BRAZIL is emerging as one of Latin America's largest markets for multinational personal computer firms.
After years of protectionist legislation aimed at developing an indigenous computer industry, Brazil has lowered tariffs and opened its markets. The multinationals have flooded in, and consumer prices have dropped. As a result, critics say, industry employment has declined 55 percent and Brazilian-controlled research and development has been virtually eliminated.
Brazil has an estimated 1.5 million to 2.5 million PCs, says Roberto Pinto, business-development manager at International Business Machines Brasil Ltd. Because of the large amount of contraband smuggled in every year to avoid taxes, no one is sure of the exact number. ``Annual PC sales will reach about 400,000'' this year, Mr. Pinto says, with IBM controlling about 10 percent of the market.
Beginning in 1984, the Brazilian government sought to develop a local computer industry that would compete with the United States and Asia. But tariffs reached 70 percent on some products, and combined with other taxes, PCs cost four to five times more than US computers. These policies shut multinationals out of the market unless they set up Brazilian partnerships.
In the early '90s, Brazil boasted more than 60 computer-hardware firms. Then, in October 1992, under pressure from the US, Brazil instituted free-market reforms that lowered tariffs to 35 percent. (Within the next few years, tariffs will likely fall to 20 percent.) The result was shocking for the local computer industry. Most of the 60 hardware companies folded. Today, six remain, and all but one have joint agreements with multinational firms.
``The attempts to develop an independent computer industry failed for sure,'' says Ilan Goldman, president of ASSESPRO, the Rio de Janeiro software trade association. ``The hardware companies never developed new technology.'' So when prices came down, consumers went for brand names such as IBM, Compaq, and Sharp.
Brazilian software faced a similar fate. Today, Mr. Goldman estimates that foreign firms such as Microsoft sell 90 percent of the new programs bought in this country.

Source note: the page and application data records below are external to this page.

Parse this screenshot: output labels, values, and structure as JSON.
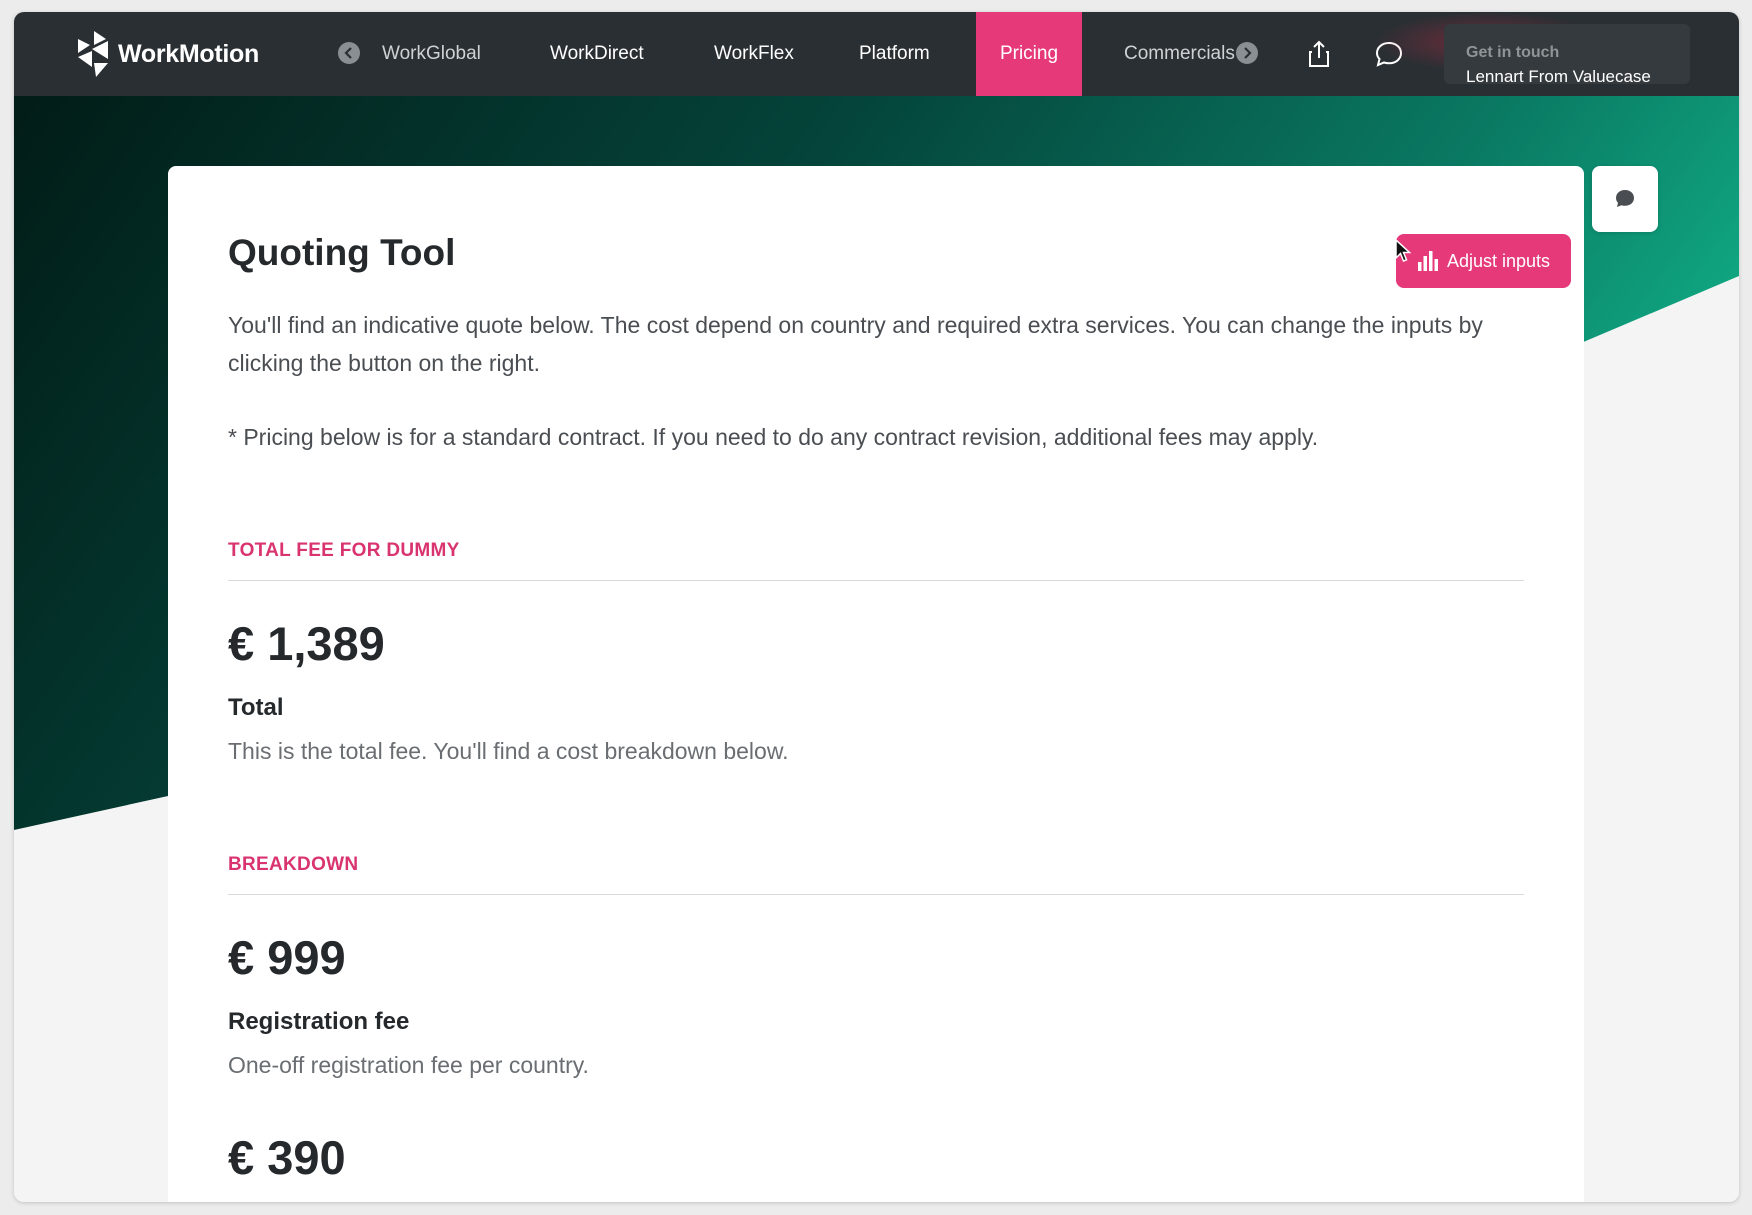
{
  "app": {
    "logo_text": "WorkMotion"
  },
  "nav": {
    "items": [
      {
        "label": "WorkGlobal"
      },
      {
        "label": "WorkDirect"
      },
      {
        "label": "WorkFlex"
      },
      {
        "label": "Platform"
      },
      {
        "label": "Pricing",
        "active": true
      },
      {
        "label": "Commercials"
      }
    ],
    "contact": {
      "top": "Get in touch",
      "bottom": "Lennart From Valuecase"
    }
  },
  "quote": {
    "title": "Quoting Tool",
    "adjust_button": "Adjust inputs",
    "intro": "You'll find an indicative quote below. The cost depend on country and required extra services. You can change the inputs by clicking the button on the right.",
    "note": "* Pricing below is for a standard contract. If you need to do any contract revision, additional fees may apply.",
    "total_section": "TOTAL FEE FOR DUMMY",
    "total": {
      "amount": "€ 1,389",
      "label": "Total",
      "description": "This is the total fee. You'll find a cost breakdown below."
    },
    "breakdown_section": "BREAKDOWN",
    "breakdown": [
      {
        "amount": "€ 999",
        "label": "Registration fee",
        "description": "One-off registration fee per country."
      },
      {
        "amount": "€ 390"
      }
    ]
  },
  "colors": {
    "accent": "#e6397a",
    "nav_bg": "#2a2f33",
    "teal": "#0fa37f"
  },
  "icons": [
    "chevron-left-icon",
    "chevron-right-icon",
    "share-icon",
    "chat-icon",
    "bar-chart-icon"
  ]
}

Consumers, meanwhile, benefited from the reforms. Software prices run only slightly higher than US prices. Imported hardware now costs about 30 percent more than Brazilian-made PCs of the same quality, says Airiel Bergher, president of the retail company Soft Express. But Brazil is also experiencing some of the downsides of multinational firms dividing up the market. One computer retailer, who requested anonymity, says IBM is selling its Brazilian-assembled PCs at very low prices and offering favorable financing. He claims they sell the computers at below their cost of production. ``They are dumping to build up market share,'' he says. ``No one else is doing that.''
Pinto denies the charge, saying IBM's prices are ``low because we are producing locally in an efficient plant.'' He adds: ``We expect IBM's sales to grow by about 200 to 300 percent this year compared to 1993.''
The collapse of most of the country's hardware companies resulted in more than a 55 percent loss in employment in the computer industry, says Paulo Tigre, an economics professor at the Federal University of Rio. ``The loss of manufacturing jobs was devastating, especially in a country with already-high unemployment,'' he says. Brazilian companies had developed some innovative research and development projects in the financial sector, Professor Tigre says, but ``that was discontinued when foreign firms took over the market.''
Brazil is far from being a completely open market. Tariffs and taxes still add about 70 percent to the price of a foreign-made PC, encouraging multinationals to set up local manufacturing. Locally made products are exempt from import duties and some local taxes. IBM, Digital Equipment Corporation, and Compaq Computer Corporation have or will soon open plants here, providing jobs for thousands of Brazilians. Brazil's tax system ``forces you to produce locally,'' Pinto says.
Brazil's local software industry is starting to recover from the shock of open markets, Goldman says. Brazilian-owned companies are localizing programs in Portugese and developing smaller programs that use less computer memory. ``We've learned to look for the niche markets,'' he says.